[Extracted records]
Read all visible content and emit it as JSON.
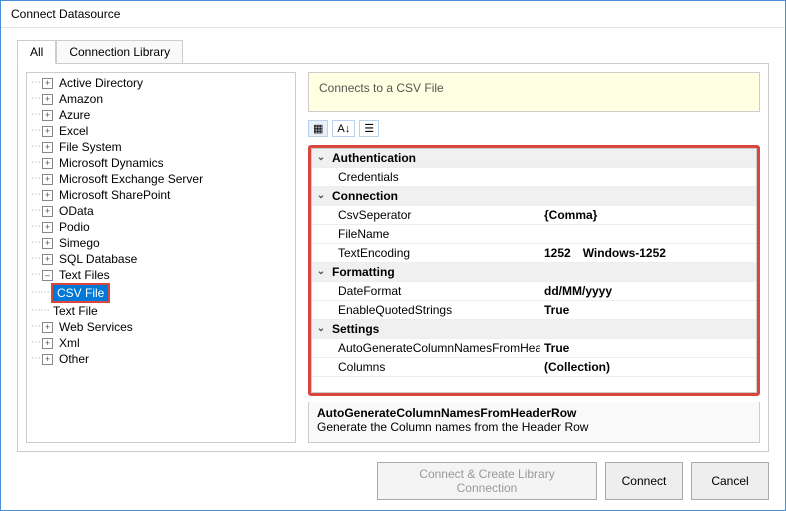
{
  "window": {
    "title": "Connect Datasource"
  },
  "tabs": {
    "all": "All",
    "lib": "Connection Library"
  },
  "tree": {
    "root": [
      "Active Directory",
      "Amazon",
      "Azure",
      "Excel",
      "File System",
      "Microsoft Dynamics",
      "Microsoft Exchange Server",
      "Microsoft SharePoint",
      "OData",
      "Podio",
      "Simego",
      "SQL Database"
    ],
    "textfiles": {
      "label": "Text Files",
      "csv": "CSV File",
      "txt": "Text File"
    },
    "tail": [
      "Web Services",
      "Xml",
      "Other"
    ]
  },
  "description": "Connects to a CSV File",
  "props": {
    "cats": {
      "auth": "Authentication",
      "conn": "Connection",
      "fmt": "Formatting",
      "set": "Settings"
    },
    "auth": {
      "credentials_k": "Credentials",
      "credentials_v": ""
    },
    "conn": {
      "sep_k": "CsvSeperator",
      "sep_v": "{Comma}",
      "file_k": "FileName",
      "file_v": "",
      "enc_k": "TextEncoding",
      "enc_v": "1252 Windows-1252"
    },
    "fmt": {
      "date_k": "DateFormat",
      "date_v": "dd/MM/yyyy",
      "quote_k": "EnableQuotedStrings",
      "quote_v": "True"
    },
    "set": {
      "auto_k": "AutoGenerateColumnNamesFromHeaderRow",
      "auto_v": "True",
      "cols_k": "Columns",
      "cols_v": "(Collection)"
    }
  },
  "help": {
    "title": "AutoGenerateColumnNamesFromHeaderRow",
    "text": "Generate the Column names from the Header Row"
  },
  "buttons": {
    "createlib": "Connect & Create Library Connection",
    "connect": "Connect",
    "cancel": "Cancel"
  }
}
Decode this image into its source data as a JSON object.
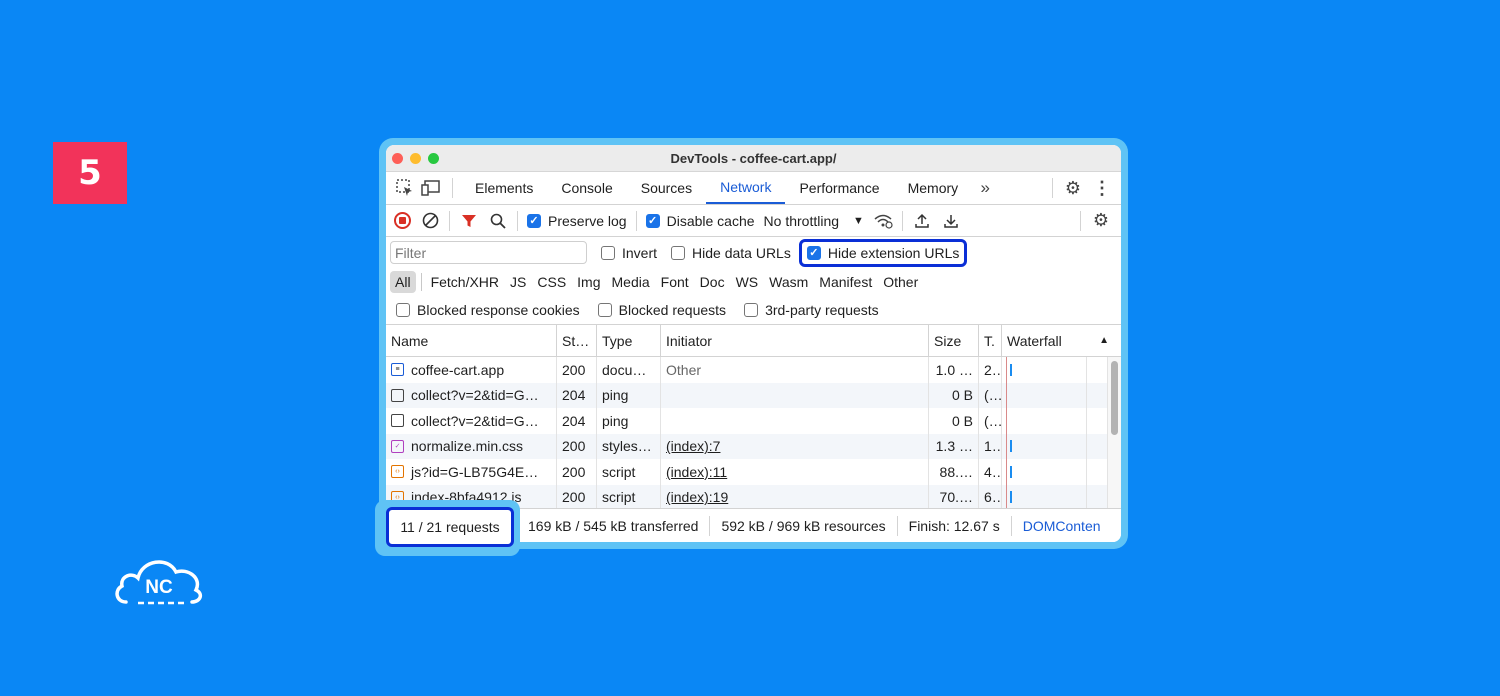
{
  "step": "5",
  "logo_text": "NC",
  "window": {
    "title": "DevTools - coffee-cart.app/"
  },
  "tabs": [
    {
      "label": "Elements"
    },
    {
      "label": "Console"
    },
    {
      "label": "Sources"
    },
    {
      "label": "Network"
    },
    {
      "label": "Performance"
    },
    {
      "label": "Memory"
    }
  ],
  "active_tab": "Network",
  "toolbar": {
    "preserve_log": "Preserve log",
    "disable_cache": "Disable cache",
    "throttling": "No throttling"
  },
  "filter": {
    "placeholder": "Filter",
    "invert": "Invert",
    "hide_data_urls": "Hide data URLs",
    "hide_extension_urls": "Hide extension URLs"
  },
  "type_filters": [
    "All",
    "Fetch/XHR",
    "JS",
    "CSS",
    "Img",
    "Media",
    "Font",
    "Doc",
    "WS",
    "Wasm",
    "Manifest",
    "Other"
  ],
  "blocked": {
    "response_cookies": "Blocked response cookies",
    "requests": "Blocked requests",
    "third_party": "3rd-party requests"
  },
  "columns": {
    "name": "Name",
    "status": "St…",
    "type": "Type",
    "initiator": "Initiator",
    "size": "Size",
    "time": "T.",
    "waterfall": "Waterfall"
  },
  "rows": [
    {
      "name": "coffee-cart.app",
      "status": "200",
      "type": "docu…",
      "initiator": "Other",
      "size": "1.0 …",
      "time": "2…"
    },
    {
      "name": "collect?v=2&tid=G…",
      "status": "204",
      "type": "ping",
      "initiator": "",
      "size": "0 B",
      "time": "(…"
    },
    {
      "name": "collect?v=2&tid=G…",
      "status": "204",
      "type": "ping",
      "initiator": "",
      "size": "0 B",
      "time": "(…"
    },
    {
      "name": "normalize.min.css",
      "status": "200",
      "type": "styles…",
      "initiator": "(index):7",
      "size": "1.3 …",
      "time": "1…"
    },
    {
      "name": "js?id=G-LB75G4E…",
      "status": "200",
      "type": "script",
      "initiator": "(index):11",
      "size": "88.…",
      "time": "4…"
    },
    {
      "name": "index-8bfa4912.js",
      "status": "200",
      "type": "script",
      "initiator": "(index):19",
      "size": "70.…",
      "time": "6…"
    }
  ],
  "status": {
    "requests": "11 / 21 requests",
    "transferred": "169 kB / 545 kB transferred",
    "resources": "592 kB / 969 kB resources",
    "finish": "Finish: 12.67 s",
    "domcontent": "DOMConten"
  }
}
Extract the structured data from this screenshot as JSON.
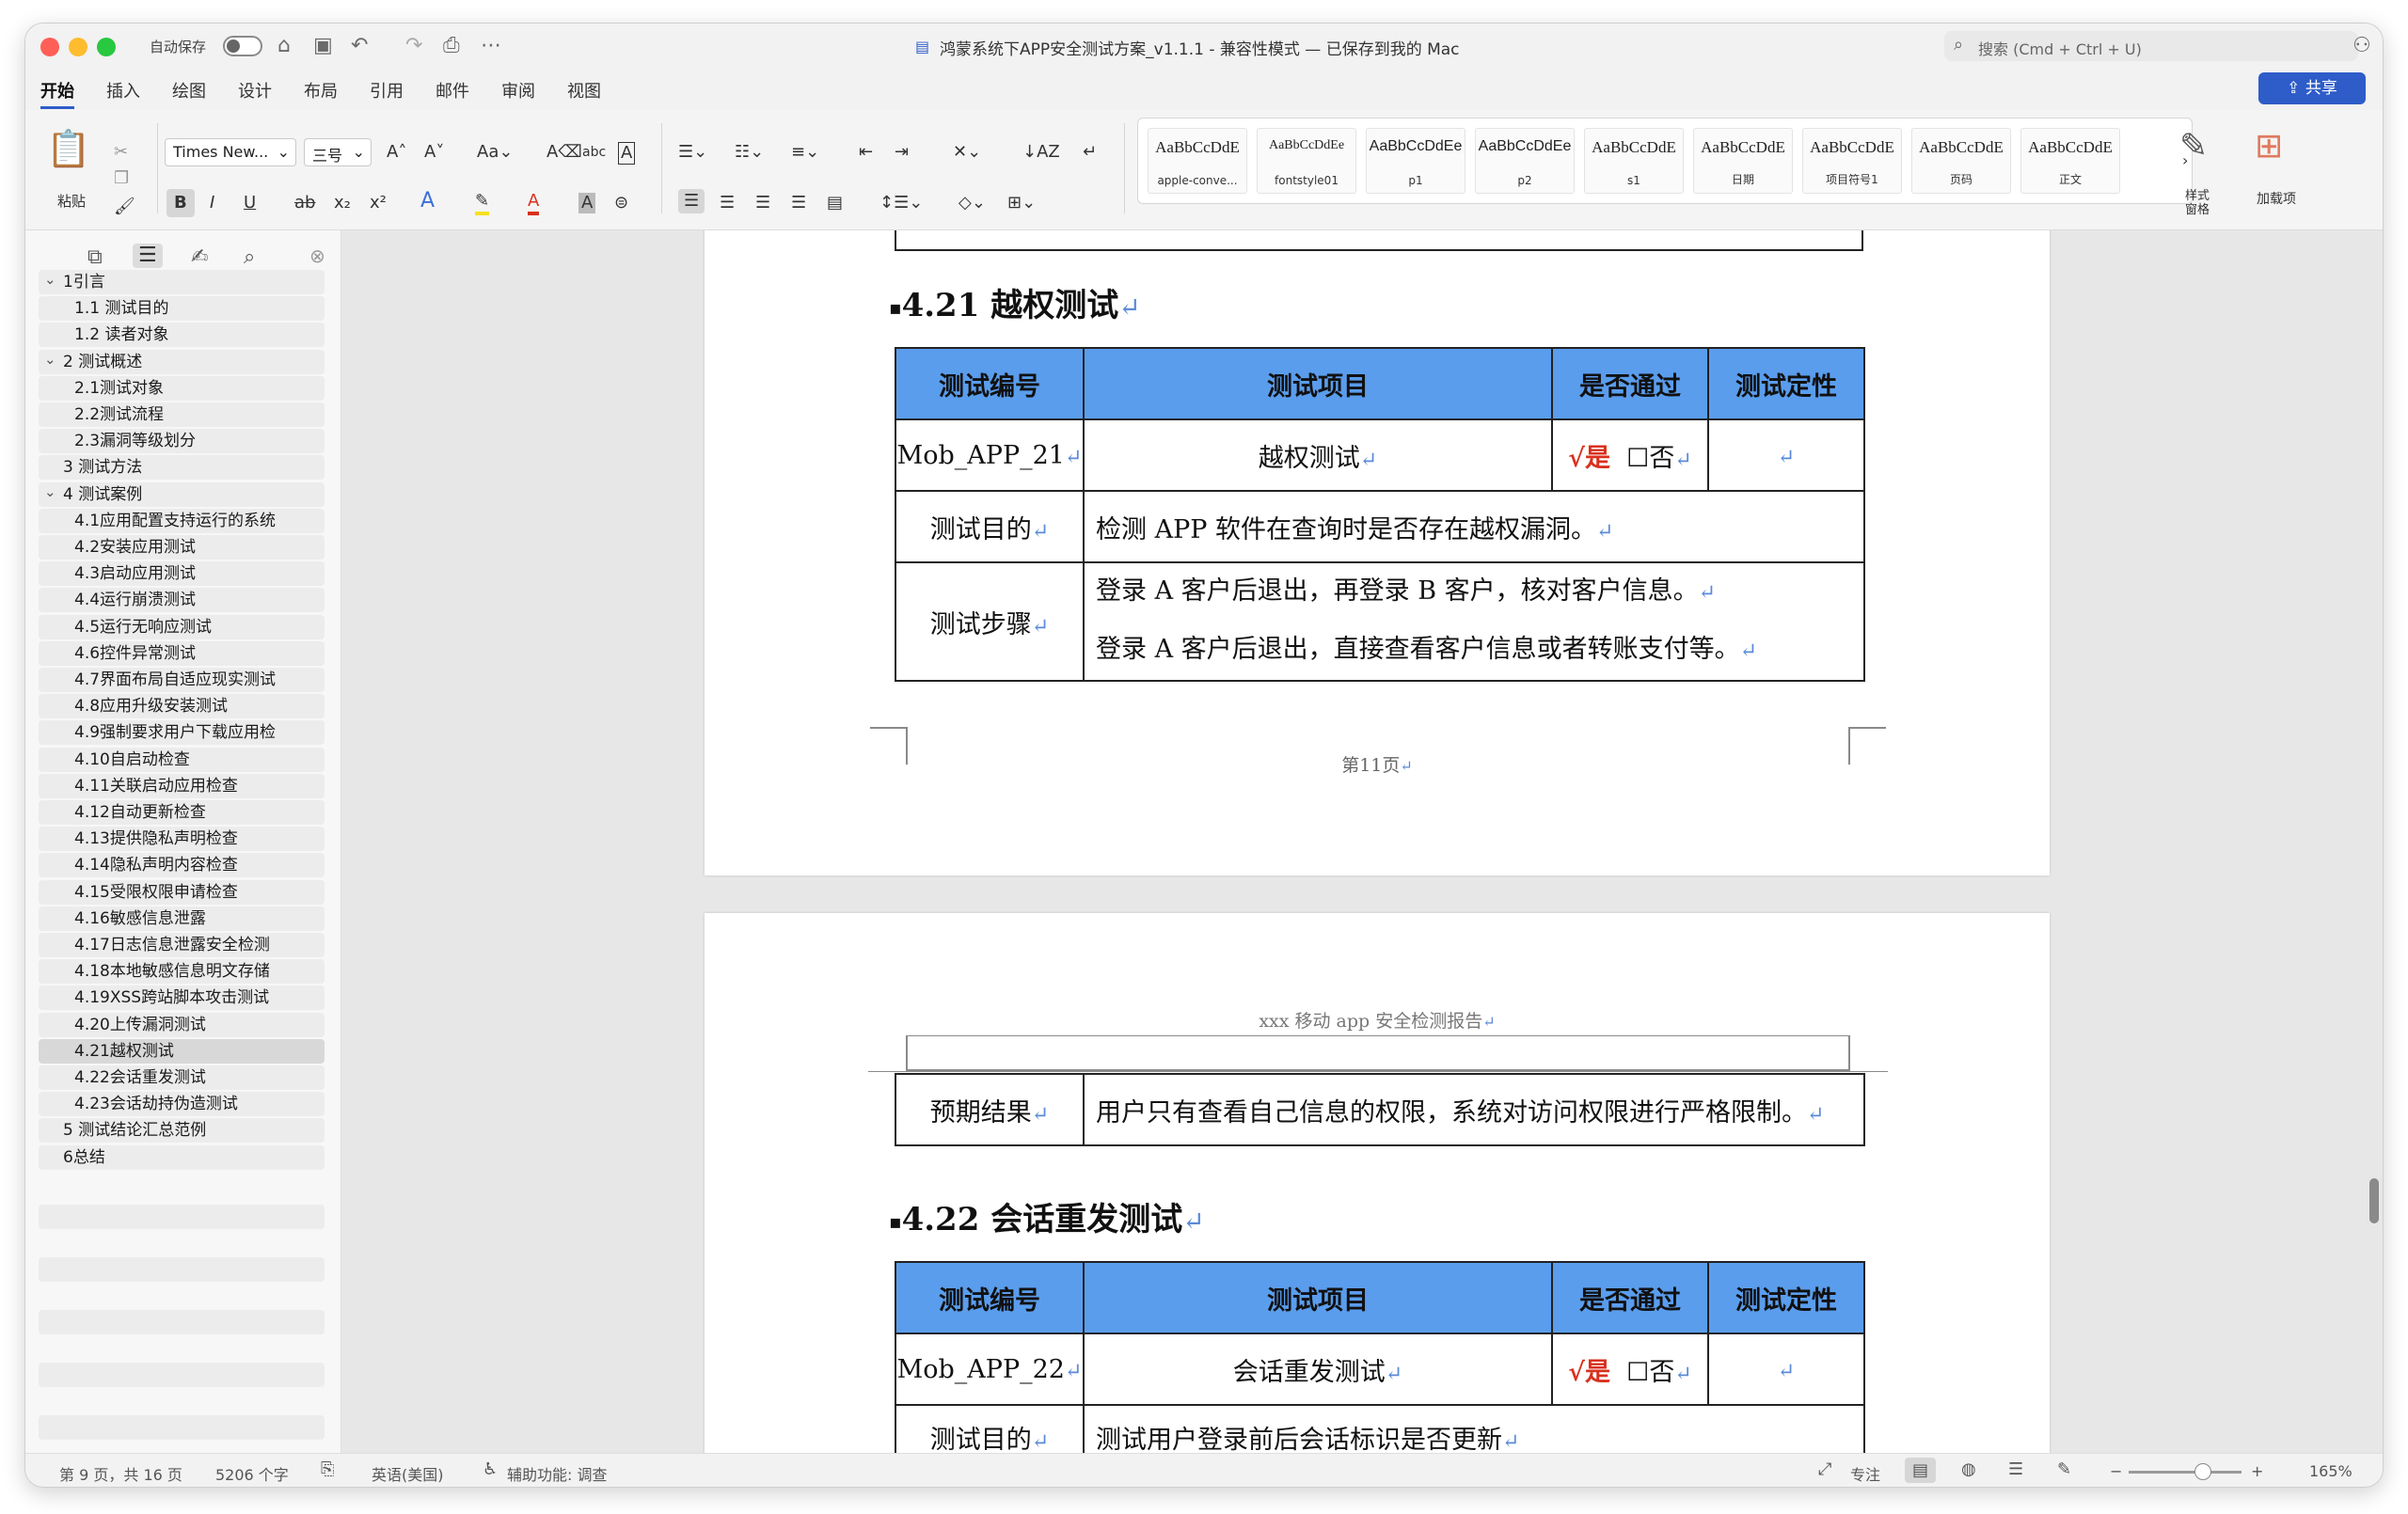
{
  "titlebar": {
    "autosave_label": "自动保存",
    "document_title": "鸿蒙系统下APP安全测试方案_v1.1.1 - 兼容性模式 — 已保存到我的 Mac",
    "search_placeholder": "搜索 (Cmd + Ctrl + U)"
  },
  "tabs": [
    "开始",
    "插入",
    "绘图",
    "设计",
    "布局",
    "引用",
    "邮件",
    "审阅",
    "视图"
  ],
  "share_label": "共享",
  "ribbon": {
    "paste_label": "粘贴",
    "font_name": "Times New...",
    "font_size": "三号",
    "style_pane_label": "样式\n窗格",
    "addins_label": "加载项",
    "styles": [
      {
        "preview": "AaBbCcDdE",
        "name": "apple-conve..."
      },
      {
        "preview": "AaBbCcDdEe",
        "name": "fontstyle01"
      },
      {
        "preview": "AaBbCcDdEe",
        "name": "p1"
      },
      {
        "preview": "AaBbCcDdEe",
        "name": "p2"
      },
      {
        "preview": "AaBbCcDdE",
        "name": "s1"
      },
      {
        "preview": "AaBbCcDdE",
        "name": "日期"
      },
      {
        "preview": "AaBbCcDdE",
        "name": "项目符号1"
      },
      {
        "preview": "AaBbCcDdE",
        "name": "页码"
      },
      {
        "preview": "AaBbCcDdE",
        "name": "正文"
      }
    ]
  },
  "nav_items": [
    {
      "label": "1引言",
      "level": 1,
      "collapsible": true
    },
    {
      "label": "1.1 测试目的",
      "level": 2
    },
    {
      "label": "1.2 读者对象",
      "level": 2
    },
    {
      "label": "2 测试概述",
      "level": 1,
      "collapsible": true
    },
    {
      "label": "2.1测试对象",
      "level": 2
    },
    {
      "label": "2.2测试流程",
      "level": 2
    },
    {
      "label": "2.3漏洞等级划分",
      "level": 2
    },
    {
      "label": "3 测试方法",
      "level": 1
    },
    {
      "label": "4 测试案例",
      "level": 1,
      "collapsible": true
    },
    {
      "label": "4.1应用配置支持运行的系统",
      "level": 2
    },
    {
      "label": "4.2安装应用测试",
      "level": 2
    },
    {
      "label": "4.3启动应用测试",
      "level": 2
    },
    {
      "label": "4.4运行崩溃测试",
      "level": 2
    },
    {
      "label": "4.5运行无响应测试",
      "level": 2
    },
    {
      "label": "4.6控件异常测试",
      "level": 2
    },
    {
      "label": "4.7界面布局自适应现实测试",
      "level": 2
    },
    {
      "label": "4.8应用升级安装测试",
      "level": 2
    },
    {
      "label": "4.9强制要求用户下载应用检",
      "level": 2
    },
    {
      "label": "4.10自启动检查",
      "level": 2
    },
    {
      "label": "4.11关联启动应用检查",
      "level": 2
    },
    {
      "label": "4.12自动更新检查",
      "level": 2
    },
    {
      "label": "4.13提供隐私声明检查",
      "level": 2
    },
    {
      "label": "4.14隐私声明内容检查",
      "level": 2
    },
    {
      "label": "4.15受限权限申请检查",
      "level": 2
    },
    {
      "label": "4.16敏感信息泄露",
      "level": 2
    },
    {
      "label": "4.17日志信息泄露安全检测",
      "level": 2
    },
    {
      "label": "4.18本地敏感信息明文存储",
      "level": 2
    },
    {
      "label": "4.19XSS跨站脚本攻击测试",
      "level": 2
    },
    {
      "label": "4.20上传漏洞测试",
      "level": 2
    },
    {
      "label": "4.21越权测试",
      "level": 2,
      "selected": true
    },
    {
      "label": "4.22会话重发测试",
      "level": 2
    },
    {
      "label": "4.23会话劫持伪造测试",
      "level": 2
    },
    {
      "label": "5 测试结论汇总范例",
      "level": 1
    },
    {
      "label": "6总结",
      "level": 1
    }
  ],
  "document": {
    "section_421": {
      "heading": "4.21 越权测试",
      "headers": [
        "测试编号",
        "测试项目",
        "是否通过",
        "测试定性"
      ],
      "test_id": "Mob_APP_21",
      "test_item": "越权测试",
      "pass_yes": "√是",
      "pass_no": "☐否",
      "purpose_label": "测试目的",
      "purpose_text": "检测 APP 软件在查询时是否存在越权漏洞。",
      "steps_label": "测试步骤",
      "step1": "登录 A 客户后退出，再登录 B 客户，核对客户信息。",
      "step2": "登录 A 客户后退出，直接查看客户信息或者转账支付等。",
      "expected_label": "预期结果",
      "expected_text": "用户只有查看自己信息的权限，系统对访问权限进行严格限制。"
    },
    "page_footer": "第11页",
    "page_header": "xxx 移动 app 安全检测报告",
    "section_422": {
      "heading": "4.22 会话重发测试",
      "headers": [
        "测试编号",
        "测试项目",
        "是否通过",
        "测试定性"
      ],
      "test_id": "Mob_APP_22",
      "test_item": "会话重发测试",
      "pass_yes": "√是",
      "pass_no": "☐否",
      "purpose_partial": "测试目的",
      "purpose_text_partial": "测试用户登录前后会话标识是否更新"
    }
  },
  "statusbar": {
    "page_info": "第 9 页，共 16 页",
    "word_count": "5206 个字",
    "language": "英语(美国)",
    "accessibility": "辅助功能: 调查",
    "focus_label": "专注",
    "zoom_level": "165%"
  },
  "colors": {
    "table_header": "#5a9ded",
    "accent": "#2e5cc8",
    "check": "#d9301e"
  }
}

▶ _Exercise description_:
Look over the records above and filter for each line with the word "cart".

▶ _Response below_:
    "title": "DevTools - coffee-cart.app/"
      "name": "coffee-cart.app",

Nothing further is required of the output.